Since his surprise voucher announcement in January, the mayor has been traveling the country boosting his plan to use city funds to pay the tuition for thousands of low-income kids to go to private and parochial schools. The Libs, who put out two press releases earlier in the '90s denouncing other voucher proposals, have been silent about the mayor's plan, even as they prepare to support him for U.S. Senate in 2000.
Indeed, when vouchers threatened recently to force the resignation of Chancellor Rudy Crew, Ray Harding and Crew talked privately and Harding did not mention his party's traditional stand against them. Reached by the Voice and asked how he was going to handle Giuliani's voucher plan in view of his party's "bedrock principles," the Lib boss, whose law firm has made millions lobbying the Giuliani administration, said "thanks for your call" and hung up.
On July 24, 1991, Fran Reiter, the Liberal Party state chair, put out a rare party press release announcing its "strong" opposition to "a voucher scheme" under consideration by the State Board of Regents. The proposal, said the future Giuliani deputy mayor and current head of the Convention and Visitors Bureau, "amounts to a skimming off of the cream" of public school students, and would "demoralize and financially eviscerate schools most in need of support." Diverting public funds to private schools is "tantamount to giving up on the ideal of a classless society," the statement said.
The party put out a starkly similar release after George Bush announced a 1991 tax-credit plan to aid parents who moved their kids to private and parochial schools.
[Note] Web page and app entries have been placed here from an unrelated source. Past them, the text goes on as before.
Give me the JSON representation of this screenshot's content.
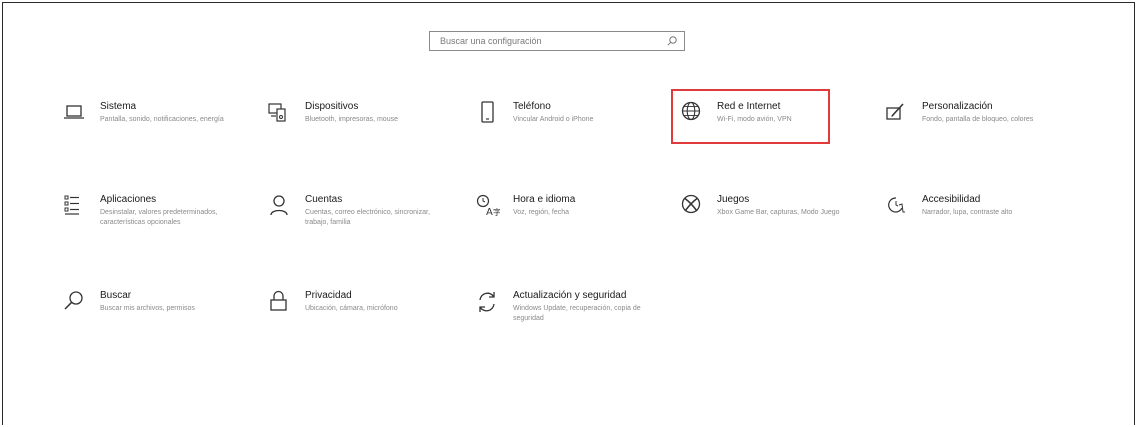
{
  "search": {
    "placeholder": "Buscar una configuración",
    "icon": "search-icon"
  },
  "tiles": [
    {
      "title": "Sistema",
      "desc": "Pantalla, sonido, notificaciones, energía",
      "icon": "laptop-icon"
    },
    {
      "title": "Dispositivos",
      "desc": "Bluetooth, impresoras, mouse",
      "icon": "devices-icon"
    },
    {
      "title": "Teléfono",
      "desc": "Vincular Android o iPhone",
      "icon": "phone-icon"
    },
    {
      "title": "Red e Internet",
      "desc": "Wi-Fi, modo avión, VPN",
      "icon": "globe-icon"
    },
    {
      "title": "Personalización",
      "desc": "Fondo, pantalla de bloqueo, colores",
      "icon": "personalization-icon"
    },
    {
      "title": "Aplicaciones",
      "desc": "Desinstalar, valores predeterminados, características opcionales",
      "icon": "apps-list-icon"
    },
    {
      "title": "Cuentas",
      "desc": "Cuentas, correo electrónico, sincronizar, trabajo, familia",
      "icon": "person-icon"
    },
    {
      "title": "Hora e idioma",
      "desc": "Voz, región, fecha",
      "icon": "time-language-icon"
    },
    {
      "title": "Juegos",
      "desc": "Xbox Game Bar, capturas, Modo Juego",
      "icon": "xbox-icon"
    },
    {
      "title": "Accesibilidad",
      "desc": "Narrador, lupa, contraste alto",
      "icon": "accessibility-icon"
    },
    {
      "title": "Buscar",
      "desc": "Buscar mis archivos, permisos",
      "icon": "magnifier-icon"
    },
    {
      "title": "Privacidad",
      "desc": "Ubicación, cámara, micrófono",
      "icon": "lock-icon"
    },
    {
      "title": "Actualización y seguridad",
      "desc": "Windows Update, recuperación, copia de seguridad",
      "icon": "sync-icon"
    }
  ],
  "highlighted_tile": "Red e Internet",
  "colors": {
    "highlight_border": "#e03a3a",
    "text": "#1a1a1a",
    "description": "#8a8a8a"
  }
}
Harding told the Times in June 1992 that "abortion and the separation of church and state" were the party's "core principles." Yet Harding's state committee collected a $2500 contribution in November from School Choice Now, a Brooklyn-based PAC supporting vouchers that simultaneously gave $1500 to a Giuliani campaign committee.
Of course, the mayor did appear until recently to agree with the party's position, telling a United Federation of Teachers annual conference in May 1995 that vouchers "would bleed the public schools of needed funds" and be "a terrible mistake." Sandra Feldman, then the UFT president, told the Voice that she "personally had a conversation" with candidate Giuliani and "asked him about tuition tax credits and vouchers." Giuliani, she recalled, "said he was opposed. As a lawyer, he believed they were unconstitutional in New York State."
In 1996 the mayor indicated he might back the use of public funds to help send badly performing kids to Catholic schools, but quickly reversed himself. Instead, he supported a privately financed project that sent 1100 kids a year to nonpublic schools in 1997 and 1998.
The mayor's retreat took vouchers off the table during his reelection campaign, where they remained until he made what sources say was a last-minute decision to add it to his State of the City speech. Apparently, Governor Pataki's charter-schools success in December and Peter Vallone's January recommendation to abolish the Board of Ed forced Giuliani to come up with an education blockbuster of his own.
Vouchers dovetailed with his simultaneous need for what the Times called "another badge to wear on the national stage," a hard-edged school reform that would appeal to Republican donors across the country.
In addition, vouchers, like other parochial school subsidies, have historically been as strongly championed by the state Conservative Party as they've been opposed by the Libs. The party's platform supports "educational-choice programs," including "tax credits and/or vouchers," and its biggest financial backers, like investment adviser Richard Gilder, are also major donors to the School Choice Now PAC.
Giuliani's probably noticed that no Republican has won statewide office since 1974 without the Conservative line or with the Liberal line. His voucher switch may thus be a harbinger of flip-flops to come.
The main reason Giuliani cited for his conversion was the supposed success of the private scholarship program he jump-started, even though the data generated by consultants retained by the program is mixed. The evaluation, conducted by Washington-based Mathematica Policy Research, revealed one-year upticks regarded as "substantial" among fourth and fifth graders' reading and math scores, but a drop at the third grade level. By comparing kids who sought the scholarships and didn't get them with those who did, the evaluation also found that "the higher level of religious activity among scholarship users was, in all likelihood, a genuine program impact."